I didn’t dare use the word hope last week. In the last UK general election, in the Europe Referendum and in the US Presidential election I held onto optimism that the compassionate side of voters would win out, that a better quality of life for all people everywhere would be a greater wish than looking after localised interests. After those results I didn’t dare to start hoping that things would change in last week’s election (even, or especially, given the poll results leading up to voting day) and after the weekend I’m still unsure how much actually has changed – for now. Although the turnout in younger voters, if nothing else, offers a tentative hope for the future.
When I started blogging I was sure I would keep away from potentially controversial subjects – I’ve never told anyone how I have voted in real life (a very British upbringing – never ask anyone how much they earn, how they vote or their views on religion. Sex, drugs and music tastes were completely fair game though.) But things have changed radically in the last year and I posted about why my views on speaking up about potentially controversial issues have altered; it is actually my most liked blog post but I have a suspicion some people may have just liked the title and not looked further.
I hope things continue to change around us, that people no longer feel emboldened to commit hate crimes against those they see as different, that the vital services that keep the UK safe and healthy and educated receive more, not less, funding – and how can any of that even need to be stated?! Last week hope and compassion did indeed stand up strong, long may it last. Please.

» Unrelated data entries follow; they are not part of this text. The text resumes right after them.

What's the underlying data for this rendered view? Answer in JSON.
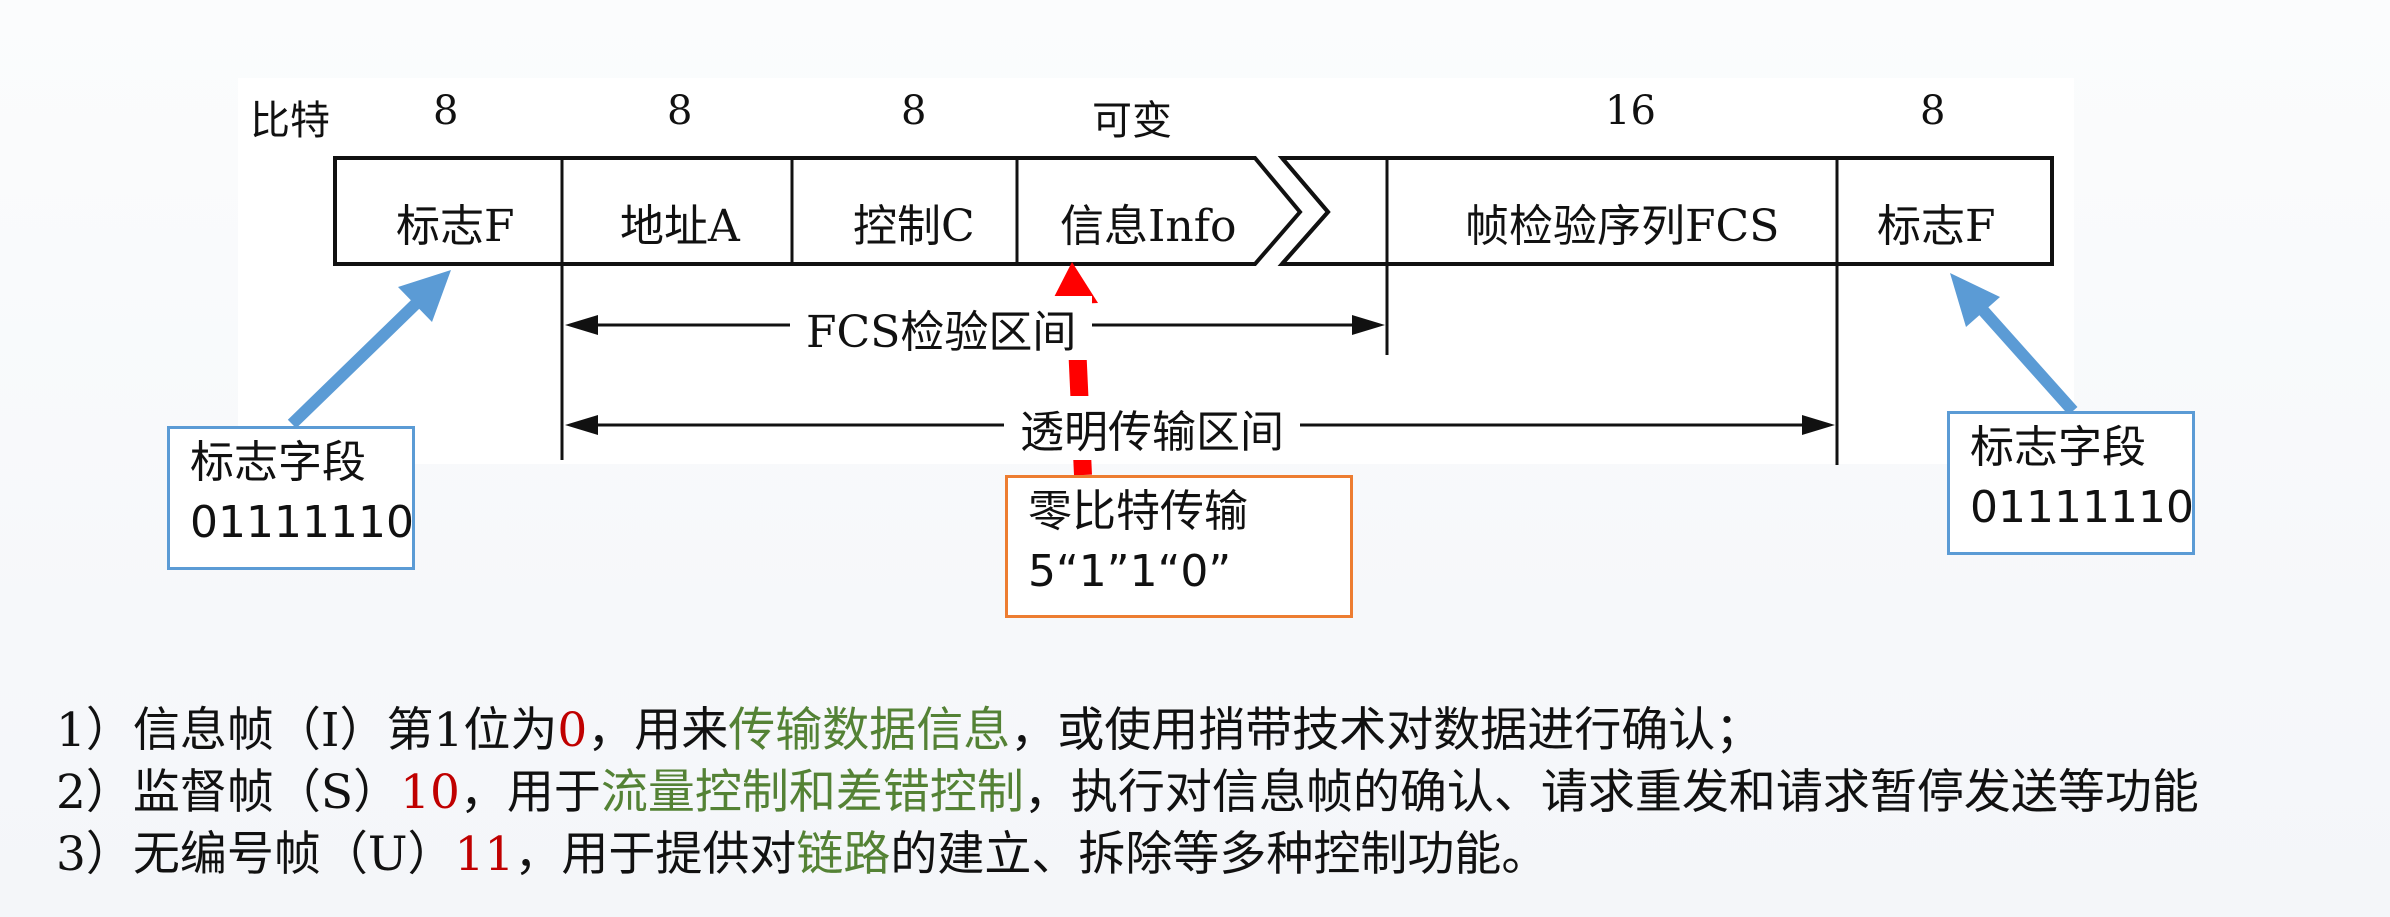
{
  "frame": {
    "bits_label": "比特",
    "bits": [
      "8",
      "8",
      "8",
      "可变",
      "16",
      "8"
    ],
    "fields": [
      "标志F",
      "地址A",
      "控制C",
      "信息Info",
      "帧检验序列FCS",
      "标志F"
    ]
  },
  "ranges": {
    "fcs": "FCS检验区间",
    "transparent": "透明传输区间"
  },
  "callouts": {
    "left": {
      "title": "标志字段",
      "value": "01111110"
    },
    "middle": {
      "title": "零比特传输",
      "value": "5“1”1“0”"
    },
    "right": {
      "title": "标志字段",
      "value": "01111110"
    }
  },
  "notes": [
    {
      "a": "1）信息帧（I）第1位为",
      "b": "0",
      "c": "，用来",
      "d": "传输数据信息",
      "e": "，或使用捎带技术对数据进行确认；"
    },
    {
      "a": "2）监督帧（S）",
      "b": "10",
      "c": "，用于",
      "d": "流量控制和差错控制",
      "e": "，执行对信息帧的确认、请求重发和请求暂停发送等功能"
    },
    {
      "a": "3）无编号帧（U）",
      "b": "11",
      "c": "，用于提供对",
      "d": "链路",
      "e": "的建立、拆除等多种控制功能。"
    }
  ],
  "colors": {
    "arrow_blue": "#5b9bd5",
    "arrow_red": "#ff0000",
    "highlight_red": "#c00000",
    "highlight_green": "#548235",
    "callout_orange": "#ed7d31"
  }
}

Almost exactly a year ago, while still a very new blogger determined to keep to my weekly schedule, I found myself unable to post my prepared piece due to the murder of Labour MP Jo Cox. The events of the last two weeks in Manchester and London have weighed heavily on me as well – this time last week I was in London myself for a relatively rare evening of friendship, culture, drink and food. The atmosphere around the city was wonderful; a busy, hot sunny afternoon and evening. I didn’t myself notice the increased police presence that I knew was already in place after Manchester and the attack on Parliament earlier this year.
To say my heart aches for those whose lives have been cut cruelly short, and for their families, is not enough, but I’m not sure what else to say because it’s the simple, painful, endlessly sad truth.
We will fight terrorism in the only way Brits know; with dark humour, with determination and probably quite a bit of ineptitude. I hope we will remember everyone’s right to life, liberty, justice and human rights.
Today, 8 June is the 104th anniversary of the death of Emily Wilding Davidson. She died for the right to vote. A right that not everyone in the World is entitled to and yet which so many in the UK take for granted or fail to use. Now, more than ever, in the face of terrorism and also in the face of growing hatred and intolerance around the World, I hope all who can, do vote, and that love and compassion are stronger forces than fear and selfishness.
A rather belated wish of Merry Christmas and Happy Holidays to all. I shall see you again in the New Year – with luck. Until then I wish the world and everyone and everything in it peace, happiness and love.
I was going to post a photograph of our decorated Christmas tree, but I can’t get a good photograph of it. Instead, I offer this. On a walk this week I paused to trace the intricate intertwined twigs overhead and became lost in the endless paths and patterns they made.
Stark. Bare. Beautiful.
I shall take more photographs in the same spot as they shimmer with the first green of spring, as they shade me in high summer, and as they turn to gold and begin to fall as the year turns again. Here’s to 2017.